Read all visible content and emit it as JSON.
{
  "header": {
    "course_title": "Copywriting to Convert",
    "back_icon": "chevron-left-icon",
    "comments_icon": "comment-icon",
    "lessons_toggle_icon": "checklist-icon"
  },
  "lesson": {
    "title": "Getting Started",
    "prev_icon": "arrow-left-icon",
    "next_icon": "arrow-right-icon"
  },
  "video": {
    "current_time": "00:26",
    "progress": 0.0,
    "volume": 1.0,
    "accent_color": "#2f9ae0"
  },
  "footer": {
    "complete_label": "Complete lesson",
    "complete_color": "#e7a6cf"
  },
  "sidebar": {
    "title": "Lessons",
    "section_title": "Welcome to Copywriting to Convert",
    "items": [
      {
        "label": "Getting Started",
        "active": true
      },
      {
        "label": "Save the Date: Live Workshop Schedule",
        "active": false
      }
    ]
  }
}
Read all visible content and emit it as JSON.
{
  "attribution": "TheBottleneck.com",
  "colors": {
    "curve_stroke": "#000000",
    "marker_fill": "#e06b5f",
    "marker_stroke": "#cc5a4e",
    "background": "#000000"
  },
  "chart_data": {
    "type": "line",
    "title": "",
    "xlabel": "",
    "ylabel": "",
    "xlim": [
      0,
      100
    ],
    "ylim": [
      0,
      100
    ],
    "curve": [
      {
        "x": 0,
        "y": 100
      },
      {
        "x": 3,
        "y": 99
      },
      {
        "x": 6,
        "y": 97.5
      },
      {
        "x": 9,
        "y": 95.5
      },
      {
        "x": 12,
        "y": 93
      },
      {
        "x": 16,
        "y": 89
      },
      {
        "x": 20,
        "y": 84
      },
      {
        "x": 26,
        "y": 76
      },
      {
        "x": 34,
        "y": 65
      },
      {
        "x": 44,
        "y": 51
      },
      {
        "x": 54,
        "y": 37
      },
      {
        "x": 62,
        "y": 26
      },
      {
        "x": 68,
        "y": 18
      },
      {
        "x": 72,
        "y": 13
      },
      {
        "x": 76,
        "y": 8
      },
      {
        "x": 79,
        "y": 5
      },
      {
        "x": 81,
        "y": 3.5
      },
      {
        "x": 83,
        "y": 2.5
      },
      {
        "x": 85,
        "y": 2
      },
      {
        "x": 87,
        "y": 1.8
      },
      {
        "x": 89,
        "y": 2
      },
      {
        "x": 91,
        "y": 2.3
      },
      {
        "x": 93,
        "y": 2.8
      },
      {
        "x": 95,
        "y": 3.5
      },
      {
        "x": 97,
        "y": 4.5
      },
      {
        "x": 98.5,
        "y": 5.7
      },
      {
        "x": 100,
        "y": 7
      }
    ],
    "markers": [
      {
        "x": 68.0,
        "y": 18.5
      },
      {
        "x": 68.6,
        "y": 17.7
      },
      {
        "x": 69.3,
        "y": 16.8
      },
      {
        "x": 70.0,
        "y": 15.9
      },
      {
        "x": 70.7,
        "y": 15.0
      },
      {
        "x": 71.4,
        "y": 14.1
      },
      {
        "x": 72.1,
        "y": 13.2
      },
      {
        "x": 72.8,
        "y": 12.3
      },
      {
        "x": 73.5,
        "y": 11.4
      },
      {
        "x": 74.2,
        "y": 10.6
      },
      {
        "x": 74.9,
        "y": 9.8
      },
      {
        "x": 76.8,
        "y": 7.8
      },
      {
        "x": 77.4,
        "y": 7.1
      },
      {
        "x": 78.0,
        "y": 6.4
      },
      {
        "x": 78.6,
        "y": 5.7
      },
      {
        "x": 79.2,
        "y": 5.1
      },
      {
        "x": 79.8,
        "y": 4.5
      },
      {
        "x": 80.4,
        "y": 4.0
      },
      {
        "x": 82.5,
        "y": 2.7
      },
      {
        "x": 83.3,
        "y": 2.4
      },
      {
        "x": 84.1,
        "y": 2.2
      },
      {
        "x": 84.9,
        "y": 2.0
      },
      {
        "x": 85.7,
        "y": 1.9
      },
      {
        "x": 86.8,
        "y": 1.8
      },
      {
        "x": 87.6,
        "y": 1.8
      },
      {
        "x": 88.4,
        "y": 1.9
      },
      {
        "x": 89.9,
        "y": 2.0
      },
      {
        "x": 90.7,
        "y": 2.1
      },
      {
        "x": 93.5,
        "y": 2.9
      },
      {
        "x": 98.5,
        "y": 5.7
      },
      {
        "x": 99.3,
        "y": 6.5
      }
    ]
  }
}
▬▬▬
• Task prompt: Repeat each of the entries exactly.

• Answer to the problem:
Read all visible content and emit it as JSON.
{
  "header": {
    "course_title": "Copywriting to Convert",
    "back_icon": "chevron-left-icon",
    "comments_icon": "comment-icon",
    "lessons_toggle_icon": "checklist-icon"
  },
  "lesson": {
    "title": "Getting Started",
    "prev_icon": "arrow-left-icon",
    "next_icon": "arrow-right-icon"
  },
  "video": {
    "current_time": "00:26",
    "progress": 0.0,
    "volume": 1.0,
    "accent_color": "#2f9ae0"
  },
  "footer": {
    "complete_label": "Complete lesson",
    "complete_color": "#e7a6cf"
  },
  "sidebar": {
    "title": "Lessons",
    "section_title": "Welcome to Copywriting to Convert",
    "items": [
      {
        "label": "Getting Started",
        "active": true
      },
      {
        "label": "Save the Date: Live Workshop Schedule",
        "active": false
      }
    ]
  }
}
Read all visible content and emit it as JSON.
{
  "attribution": "TheBottleneck.com",
  "colors": {
    "curve_stroke": "#000000",
    "marker_fill": "#e06b5f",
    "marker_stroke": "#cc5a4e",
    "background": "#000000"
  },
  "chart_data": {
    "type": "line",
    "title": "",
    "xlabel": "",
    "ylabel": "",
    "xlim": [
      0,
      100
    ],
    "ylim": [
      0,
      100
    ],
    "curve": [
      {
        "x": 0,
        "y": 100
      },
      {
        "x": 3,
        "y": 99
      },
      {
        "x": 6,
        "y": 97.5
      },
      {
        "x": 9,
        "y": 95.5
      },
      {
        "x": 12,
        "y": 93
      },
      {
        "x": 16,
        "y": 89
      },
      {
        "x": 20,
        "y": 84
      },
      {
        "x": 26,
        "y": 76
      },
      {
        "x": 34,
        "y": 65
      },
      {
        "x": 44,
        "y": 51
      },
      {
        "x": 54,
        "y": 37
      },
      {
        "x": 62,
        "y": 26
      },
      {
        "x": 68,
        "y": 18
      },
      {
        "x": 72,
        "y": 13
      },
      {
        "x": 76,
        "y": 8
      },
      {
        "x": 79,
        "y": 5
      },
      {
        "x": 81,
        "y": 3.5
      },
      {
        "x": 83,
        "y": 2.5
      },
      {
        "x": 85,
        "y": 2
      },
      {
        "x": 87,
        "y": 1.8
      },
      {
        "x": 89,
        "y": 2
      },
      {
        "x": 91,
        "y": 2.3
      },
      {
        "x": 93,
        "y": 2.8
      },
      {
        "x": 95,
        "y": 3.5
      },
      {
        "x": 97,
        "y": 4.5
      },
      {
        "x": 98.5,
        "y": 5.7
      },
      {
        "x": 100,
        "y": 7
      }
    ],
    "markers": [
      {
        "x": 68.0,
        "y": 18.5
      },
      {
        "x": 68.6,
        "y": 17.7
      },
      {
        "x": 69.3,
        "y": 16.8
      },
      {
        "x": 70.0,
        "y": 15.9
      },
      {
        "x": 70.7,
        "y": 15.0
      },
      {
        "x": 71.4,
        "y": 14.1
      },
      {
        "x": 72.1,
        "y": 13.2
      },
      {
        "x": 72.8,
        "y": 12.3
      },
      {
        "x": 73.5,
        "y": 11.4
      },
      {
        "x": 74.2,
        "y": 10.6
      },
      {
        "x": 74.9,
        "y": 9.8
      },
      {
        "x": 76.8,
        "y": 7.8
      },
      {
        "x": 77.4,
        "y": 7.1
      },
      {
        "x": 78.0,
        "y": 6.4
      },
      {
        "x": 78.6,
        "y": 5.7
      },
      {
        "x": 79.2,
        "y": 5.1
      },
      {
        "x": 79.8,
        "y": 4.5
      },
      {
        "x": 80.4,
        "y": 4.0
      },
      {
        "x": 82.5,
        "y": 2.7
      },
      {
        "x": 83.3,
        "y": 2.4
      },
      {
        "x": 84.1,
        "y": 2.2
      },
      {
        "x": 84.9,
        "y": 2.0
      },
      {
        "x": 85.7,
        "y": 1.9
      },
      {
        "x": 86.8,
        "y": 1.8
      },
      {
        "x": 87.6,
        "y": 1.8
      },
      {
        "x": 88.4,
        "y": 1.9
      },
      {
        "x": 89.9,
        "y": 2.0
      },
      {
        "x": 90.7,
        "y": 2.1
      },
      {
        "x": 93.5,
        "y": 2.9
      },
      {
        "x": 98.5,
        "y": 5.7
      },
      {
        "x": 99.3,
        "y": 6.5
      }
    ]
  }
}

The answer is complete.